■ Element data from apps and pages ■
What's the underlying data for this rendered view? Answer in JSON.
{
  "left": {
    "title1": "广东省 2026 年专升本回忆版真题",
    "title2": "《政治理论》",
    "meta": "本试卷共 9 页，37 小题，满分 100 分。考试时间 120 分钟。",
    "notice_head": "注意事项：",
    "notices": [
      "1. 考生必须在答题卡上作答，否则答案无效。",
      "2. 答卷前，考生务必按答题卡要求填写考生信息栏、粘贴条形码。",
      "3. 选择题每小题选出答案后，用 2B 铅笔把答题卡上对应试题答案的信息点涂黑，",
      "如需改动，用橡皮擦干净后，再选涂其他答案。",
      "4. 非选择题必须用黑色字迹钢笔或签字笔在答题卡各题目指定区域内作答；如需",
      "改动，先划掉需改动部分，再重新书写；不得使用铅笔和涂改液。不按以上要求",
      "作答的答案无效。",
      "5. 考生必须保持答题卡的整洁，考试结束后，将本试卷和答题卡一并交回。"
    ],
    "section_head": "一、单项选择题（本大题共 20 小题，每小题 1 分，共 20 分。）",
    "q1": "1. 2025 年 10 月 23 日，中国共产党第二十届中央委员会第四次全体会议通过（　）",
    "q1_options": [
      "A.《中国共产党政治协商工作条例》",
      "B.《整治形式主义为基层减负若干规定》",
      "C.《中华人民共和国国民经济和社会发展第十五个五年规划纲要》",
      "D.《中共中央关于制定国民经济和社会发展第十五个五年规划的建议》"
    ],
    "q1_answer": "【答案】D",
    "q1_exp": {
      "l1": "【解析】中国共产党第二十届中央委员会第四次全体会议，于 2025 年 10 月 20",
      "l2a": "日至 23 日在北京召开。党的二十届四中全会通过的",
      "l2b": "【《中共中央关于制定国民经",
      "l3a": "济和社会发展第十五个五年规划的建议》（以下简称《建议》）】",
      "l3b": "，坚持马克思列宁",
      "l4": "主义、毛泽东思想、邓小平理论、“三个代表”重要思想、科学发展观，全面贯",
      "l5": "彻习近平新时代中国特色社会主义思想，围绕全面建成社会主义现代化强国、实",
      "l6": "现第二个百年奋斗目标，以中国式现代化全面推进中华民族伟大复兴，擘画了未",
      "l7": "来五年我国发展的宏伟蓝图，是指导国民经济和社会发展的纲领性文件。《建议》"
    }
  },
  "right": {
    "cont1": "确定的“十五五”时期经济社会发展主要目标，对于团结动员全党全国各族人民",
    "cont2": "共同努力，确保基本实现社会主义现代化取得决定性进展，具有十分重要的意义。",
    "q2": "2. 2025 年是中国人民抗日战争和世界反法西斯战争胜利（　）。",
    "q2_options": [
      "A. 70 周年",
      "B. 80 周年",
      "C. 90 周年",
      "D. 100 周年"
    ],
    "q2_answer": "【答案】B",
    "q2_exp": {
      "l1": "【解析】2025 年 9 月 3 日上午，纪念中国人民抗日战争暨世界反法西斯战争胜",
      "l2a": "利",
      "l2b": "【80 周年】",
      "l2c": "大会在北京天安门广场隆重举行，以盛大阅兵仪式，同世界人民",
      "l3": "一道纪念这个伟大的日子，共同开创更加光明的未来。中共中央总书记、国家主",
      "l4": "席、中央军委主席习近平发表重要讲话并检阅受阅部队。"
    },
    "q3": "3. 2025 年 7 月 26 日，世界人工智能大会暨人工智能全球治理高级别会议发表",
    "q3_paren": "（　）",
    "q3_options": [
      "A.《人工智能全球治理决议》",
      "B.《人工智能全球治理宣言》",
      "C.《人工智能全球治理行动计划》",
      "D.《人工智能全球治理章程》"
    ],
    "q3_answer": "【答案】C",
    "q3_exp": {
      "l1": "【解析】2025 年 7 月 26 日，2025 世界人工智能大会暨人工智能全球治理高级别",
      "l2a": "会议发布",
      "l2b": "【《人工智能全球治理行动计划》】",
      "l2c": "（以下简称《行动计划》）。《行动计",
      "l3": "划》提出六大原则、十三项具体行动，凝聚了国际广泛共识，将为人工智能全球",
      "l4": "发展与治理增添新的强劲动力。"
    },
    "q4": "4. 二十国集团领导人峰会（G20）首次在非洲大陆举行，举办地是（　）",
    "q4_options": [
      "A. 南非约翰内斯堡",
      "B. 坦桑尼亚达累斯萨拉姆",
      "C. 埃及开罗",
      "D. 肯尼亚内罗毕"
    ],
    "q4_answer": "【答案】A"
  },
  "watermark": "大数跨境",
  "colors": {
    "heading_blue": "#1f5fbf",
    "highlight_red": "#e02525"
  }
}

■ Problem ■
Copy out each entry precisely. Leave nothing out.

■ Reply ■
What's the underlying data for this rendered view? Answer in JSON.
{
  "left": {
    "title1": "广东省 2026 年专升本回忆版真题",
    "title2": "《政治理论》",
    "meta": "本试卷共 9 页，37 小题，满分 100 分。考试时间 120 分钟。",
    "notice_head": "注意事项：",
    "notices": [
      "1. 考生必须在答题卡上作答，否则答案无效。",
      "2. 答卷前，考生务必按答题卡要求填写考生信息栏、粘贴条形码。",
      "3. 选择题每小题选出答案后，用 2B 铅笔把答题卡上对应试题答案的信息点涂黑，",
      "如需改动，用橡皮擦干净后，再选涂其他答案。",
      "4. 非选择题必须用黑色字迹钢笔或签字笔在答题卡各题目指定区域内作答；如需",
      "改动，先划掉需改动部分，再重新书写；不得使用铅笔和涂改液。不按以上要求",
      "作答的答案无效。",
      "5. 考生必须保持答题卡的整洁，考试结束后，将本试卷和答题卡一并交回。"
    ],
    "section_head": "一、单项选择题（本大题共 20 小题，每小题 1 分，共 20 分。）",
    "q1": "1. 2025 年 10 月 23 日，中国共产党第二十届中央委员会第四次全体会议通过（　）",
    "q1_options": [
      "A.《中国共产党政治协商工作条例》",
      "B.《整治形式主义为基层减负若干规定》",
      "C.《中华人民共和国国民经济和社会发展第十五个五年规划纲要》",
      "D.《中共中央关于制定国民经济和社会发展第十五个五年规划的建议》"
    ],
    "q1_answer": "【答案】D",
    "q1_exp": {
      "l1": "【解析】中国共产党第二十届中央委员会第四次全体会议，于 2025 年 10 月 20",
      "l2a": "日至 23 日在北京召开。党的二十届四中全会通过的",
      "l2b": "【《中共中央关于制定国民经",
      "l3a": "济和社会发展第十五个五年规划的建议》（以下简称《建议》）】",
      "l3b": "，坚持马克思列宁",
      "l4": "主义、毛泽东思想、邓小平理论、“三个代表”重要思想、科学发展观，全面贯",
      "l5": "彻习近平新时代中国特色社会主义思想，围绕全面建成社会主义现代化强国、实",
      "l6": "现第二个百年奋斗目标，以中国式现代化全面推进中华民族伟大复兴，擘画了未",
      "l7": "来五年我国发展的宏伟蓝图，是指导国民经济和社会发展的纲领性文件。《建议》"
    }
  },
  "right": {
    "cont1": "确定的“十五五”时期经济社会发展主要目标，对于团结动员全党全国各族人民",
    "cont2": "共同努力，确保基本实现社会主义现代化取得决定性进展，具有十分重要的意义。",
    "q2": "2. 2025 年是中国人民抗日战争和世界反法西斯战争胜利（　）。",
    "q2_options": [
      "A. 70 周年",
      "B. 80 周年",
      "C. 90 周年",
      "D. 100 周年"
    ],
    "q2_answer": "【答案】B",
    "q2_exp": {
      "l1": "【解析】2025 年 9 月 3 日上午，纪念中国人民抗日战争暨世界反法西斯战争胜",
      "l2a": "利",
      "l2b": "【80 周年】",
      "l2c": "大会在北京天安门广场隆重举行，以盛大阅兵仪式，同世界人民",
      "l3": "一道纪念这个伟大的日子，共同开创更加光明的未来。中共中央总书记、国家主",
      "l4": "席、中央军委主席习近平发表重要讲话并检阅受阅部队。"
    },
    "q3": "3. 2025 年 7 月 26 日，世界人工智能大会暨人工智能全球治理高级别会议发表",
    "q3_paren": "（　）",
    "q3_options": [
      "A.《人工智能全球治理决议》",
      "B.《人工智能全球治理宣言》",
      "C.《人工智能全球治理行动计划》",
      "D.《人工智能全球治理章程》"
    ],
    "q3_answer": "【答案】C",
    "q3_exp": {
      "l1": "【解析】2025 年 7 月 26 日，2025 世界人工智能大会暨人工智能全球治理高级别",
      "l2a": "会议发布",
      "l2b": "【《人工智能全球治理行动计划》】",
      "l2c": "（以下简称《行动计划》）。《行动计",
      "l3": "划》提出六大原则、十三项具体行动，凝聚了国际广泛共识，将为人工智能全球",
      "l4": "发展与治理增添新的强劲动力。"
    },
    "q4": "4. 二十国集团领导人峰会（G20）首次在非洲大陆举行，举办地是（　）",
    "q4_options": [
      "A. 南非约翰内斯堡",
      "B. 坦桑尼亚达累斯萨拉姆",
      "C. 埃及开罗",
      "D. 肯尼亚内罗毕"
    ],
    "q4_answer": "【答案】A"
  },
  "watermark": "大数跨境",
  "colors": {
    "heading_blue": "#1f5fbf",
    "highlight_red": "#e02525"
  }
}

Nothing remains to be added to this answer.